European TSOs complete draft demand connection code


Brussels, Belgium — (METERING.COM) — January 10, 2013 – The European transmission operators’ network ENTSO-E has finalized a draft network code on demand connection (DCC) in Europe, defining a common set of requirements for demand facilities, distribution networks and distribution network connections, both existing and new.

The intent of the code is to facilitate demand side response (DSR) measures across Europe through the connection of embedded generation, and the development and delivery of crossborder DSR services.

The code identifies five possible DSR services with a cross border impact – active power control, reactive power control, transmission constraint management, very fast active power control, and system frequency control.

For the first four of these, the service is anticipated to be voluntary with delivery via a focus on market-based incentives, with the active power control option also including a mandatory option. For system frequency control a mandatory delivery of service by certain devices is believed to provide the optimal outcome from the socio-economic perspective.

According to an ENTSO-E statement, the DCC is embedded in the portfolio of network codes on electricity. Regular coordination at the level of dynamic generation and demand, adequate performance of equipment connected to all networks and robustness to face disturbances are fundamental prerequisites covered in the DCC.  

The DCC also ensures that embedded generation can support system security and that large crossborder flows can be facilitated. In addition, it provides a basis for connection rules on crossborder related DSR services. As such, the DSR related requirements in the DCC ensure a reliable delivery of these services when needed.

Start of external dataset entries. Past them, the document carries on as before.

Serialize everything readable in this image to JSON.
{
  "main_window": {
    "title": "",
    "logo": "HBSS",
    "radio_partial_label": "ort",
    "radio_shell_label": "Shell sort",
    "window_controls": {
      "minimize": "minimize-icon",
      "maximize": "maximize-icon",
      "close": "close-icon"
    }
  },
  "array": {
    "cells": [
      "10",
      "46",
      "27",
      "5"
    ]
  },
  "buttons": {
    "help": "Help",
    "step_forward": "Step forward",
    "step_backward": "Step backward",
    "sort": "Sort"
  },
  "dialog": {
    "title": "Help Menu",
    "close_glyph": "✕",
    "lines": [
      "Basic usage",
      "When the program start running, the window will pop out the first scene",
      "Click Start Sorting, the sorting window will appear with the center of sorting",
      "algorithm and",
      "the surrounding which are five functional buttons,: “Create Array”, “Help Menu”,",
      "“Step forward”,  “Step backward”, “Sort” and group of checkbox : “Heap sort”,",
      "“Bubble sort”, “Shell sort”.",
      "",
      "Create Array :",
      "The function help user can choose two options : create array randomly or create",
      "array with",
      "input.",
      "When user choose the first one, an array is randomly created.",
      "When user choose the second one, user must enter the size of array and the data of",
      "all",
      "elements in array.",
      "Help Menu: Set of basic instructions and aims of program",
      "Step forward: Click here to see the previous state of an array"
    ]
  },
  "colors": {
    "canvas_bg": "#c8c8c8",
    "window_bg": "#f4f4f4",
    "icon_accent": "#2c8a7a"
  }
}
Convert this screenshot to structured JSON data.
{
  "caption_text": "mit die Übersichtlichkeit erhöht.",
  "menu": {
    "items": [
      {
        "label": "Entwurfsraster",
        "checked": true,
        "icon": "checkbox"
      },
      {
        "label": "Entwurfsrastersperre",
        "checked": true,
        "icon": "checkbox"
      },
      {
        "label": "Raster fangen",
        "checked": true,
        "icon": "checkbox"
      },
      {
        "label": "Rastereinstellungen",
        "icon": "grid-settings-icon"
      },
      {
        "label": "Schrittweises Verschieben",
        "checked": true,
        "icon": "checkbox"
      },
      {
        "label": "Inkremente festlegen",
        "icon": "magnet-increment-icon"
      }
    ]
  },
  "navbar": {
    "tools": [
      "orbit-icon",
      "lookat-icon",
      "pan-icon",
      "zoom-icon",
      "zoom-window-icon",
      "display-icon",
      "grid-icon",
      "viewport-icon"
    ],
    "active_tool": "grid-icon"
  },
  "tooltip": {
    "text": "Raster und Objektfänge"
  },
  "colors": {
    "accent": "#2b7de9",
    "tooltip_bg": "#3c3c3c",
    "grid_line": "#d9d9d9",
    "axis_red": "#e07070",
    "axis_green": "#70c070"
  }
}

It also covers a Europe-wide process to make selected devices DSR-ready, to be further developed via standardization and removing barriers for DSR by smallscale demand users.

The DCC has now been submitted to the Agency for the Cooperation of Energy Regulators (ACER) for assessment, with a view to it becoming binding across Europe.